Jonathan Anderson is a polemic designer whose speed of process is less of a choice than a necessity today, given his unrelenting commitment to designing 10 different collections every twelve months, between Loewe and his eponymous brand. Despite his insistence that his designs are instinctual, anomalous fashion collages, there is an omnipresent veneer of intellectualism that he just can't (and shouldn't) shake, which began at today's Autumn/Winter 2016 runway via his 'show notes'. They were actually a quote from the late decorator David Hicks, and discussed modern society's abundance of choice - the fact we have the right to choose, and that there is just so much of everything to choose from.
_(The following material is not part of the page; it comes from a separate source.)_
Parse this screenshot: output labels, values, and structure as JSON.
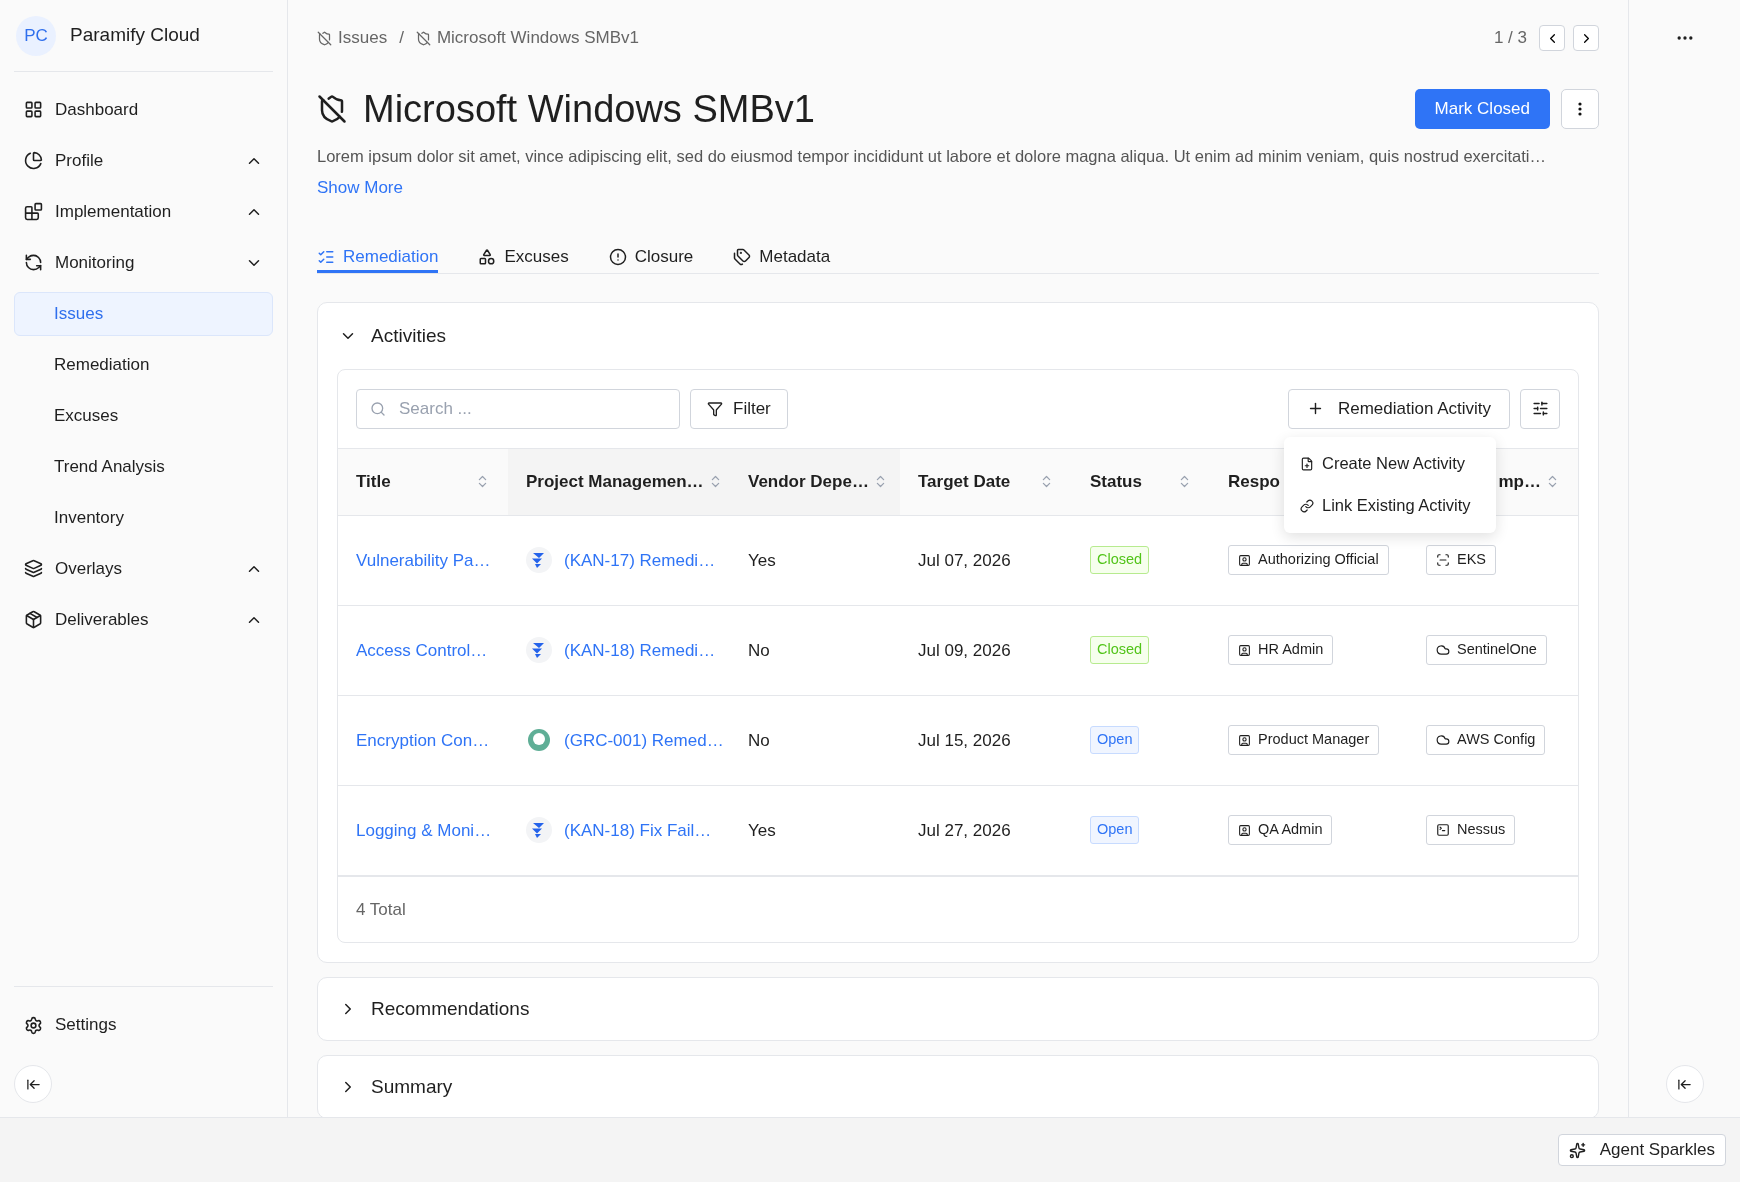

The way that abundant eclecticism informed today's collection was multilateral and evolutionary, constructed in the triptych manner to which he is accustomed - same outfit, different colour ways repeated and woven through his runway narrative to reinforce the silhouette in all its linear and textural oddities. This time around, hoop-like boning sculpted bouncy bubble skirts in waves of fabric – a conceit that returned throughout the show’s ergonomic offer as a futuristic contouring exercise that scaled up and down across the flowing, warped silhouette. A primary coloured three-stripe lip then careened around the hems of miniskirts or up a blouse and, along with stiff habit hoods and detached pockets in jockey satin, joined a plethora of athletically inclined elements that Anderson twisted around the body with the haughty airs of cocktail wear. Wide satin tops were thrashed with violent flocking, tabard knits bloomed with an intarsia of lichen, and one quilted top framed a black embroidered rose – each contributing a new chapter to Anderson’s exponential archive of symbolism that at times reads celtic, at others banal, but always with origins left unexplained.
Leveled on tied steel cylinder heels or a kaleidoscopic fish-scaled pump, Anderson’s designs employed both studs and zips as partition and surface decoration; the former creating wiggly tiers on puckered tunics and flared trousers, the latter forming cabochon kneepads on stiff leather trews and a full surface ‘chainmail’ of studs on a scooped gilet blouse. Although simpler moments shone amongst his more complex manipulations – a black crepe sheath cinched with soft folded leather was an austere triumph – it was the idea of fashion for fashion’s sake that trumped this collection. It left the appetites of editors and buyers alike satiated by unexpected, desirable wares that pushed our collective buttons hard and fast.